The approximately $22 million facility will test and validate electric vehicle cells and battery packs for the North American region.
The new lab will join Volkswagen Chattanooga’s under-construction 564,000 square-foot electric vehicle production expansion and 198,000 square-foot battery pack assembly facility to form Volkswagen’s hub for EV production and engineering here in the region.
Volkswagen will test and optimize Georgia-manufactured battery cells at the new lab. This testing will include batteries for the Volkswagen ID.4 all-electric SUV, scheduled to begin U.S. production in 2022.

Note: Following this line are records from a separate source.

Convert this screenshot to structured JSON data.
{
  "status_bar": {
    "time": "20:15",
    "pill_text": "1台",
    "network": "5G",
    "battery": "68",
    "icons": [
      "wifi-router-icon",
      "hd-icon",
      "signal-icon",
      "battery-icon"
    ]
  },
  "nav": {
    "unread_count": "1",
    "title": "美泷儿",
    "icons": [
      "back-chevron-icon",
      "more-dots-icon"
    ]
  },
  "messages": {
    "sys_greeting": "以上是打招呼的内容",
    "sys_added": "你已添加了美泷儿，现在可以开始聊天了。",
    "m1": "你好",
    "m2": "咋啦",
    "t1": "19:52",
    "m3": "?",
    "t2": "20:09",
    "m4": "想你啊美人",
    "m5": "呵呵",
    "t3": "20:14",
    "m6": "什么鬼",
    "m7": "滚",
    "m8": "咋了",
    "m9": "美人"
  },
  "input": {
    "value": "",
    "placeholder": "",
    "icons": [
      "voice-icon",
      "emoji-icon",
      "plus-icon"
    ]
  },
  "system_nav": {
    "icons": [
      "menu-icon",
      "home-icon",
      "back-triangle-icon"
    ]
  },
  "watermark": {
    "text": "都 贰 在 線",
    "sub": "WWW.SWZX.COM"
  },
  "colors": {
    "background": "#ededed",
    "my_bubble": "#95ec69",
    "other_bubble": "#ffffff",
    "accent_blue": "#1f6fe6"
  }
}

Besides increasing its engineering capabilities in the region, the engineering lab is also part of Volkswagen’s effort to localize all aspects of vehicle development and production.
Battery testing and validation takes place now in two labs in Germany (Braunschweig and Wolfsburg) and two in China (Shanghai and Changchun). Testing and validating battery components in Chattanooga will allow engineers to more quickly apply lessons learned to local production, says Dr. Wolfgang Demmelbauer-Ebner, chief engineering officer of Volkswagen of America.
“Testing batteries at this lab will help us get vehicles to market faster and at a lower cost,” Demmelbauer-Ebner adds. “It will also lets us ensure the safety and reliability of our batteries in conditions U.S. customers encounter every day.”
Tennessee Department of Economic and Community Development Commissioner Bob Rolfe says the expansion shows Tennessee is not only a leader in the automotive sector but is also “an outstanding place to conduct high-tech R&D.”
“This will be the first lab of its kind that VW will build in the U.S., and it means a great deal that they chose to build it in Tennessee,” Rolfe adds.
VW engineers will test battery components and the integration of the battery with the vehicle, as well as look for more ways to integrate locally produced components into the production process, VW says in a news release.
The lab will include pressure and immersion testers, corrosion chambers, five explosion-rated climate chambers and a custom, two-ton multiaxis shaker table, which is designed to test the integrity of vehicle components in some of the roughest conditions they might face on the road.
The facility will also feature regenerative load cyclers that can return energy to the building or grid.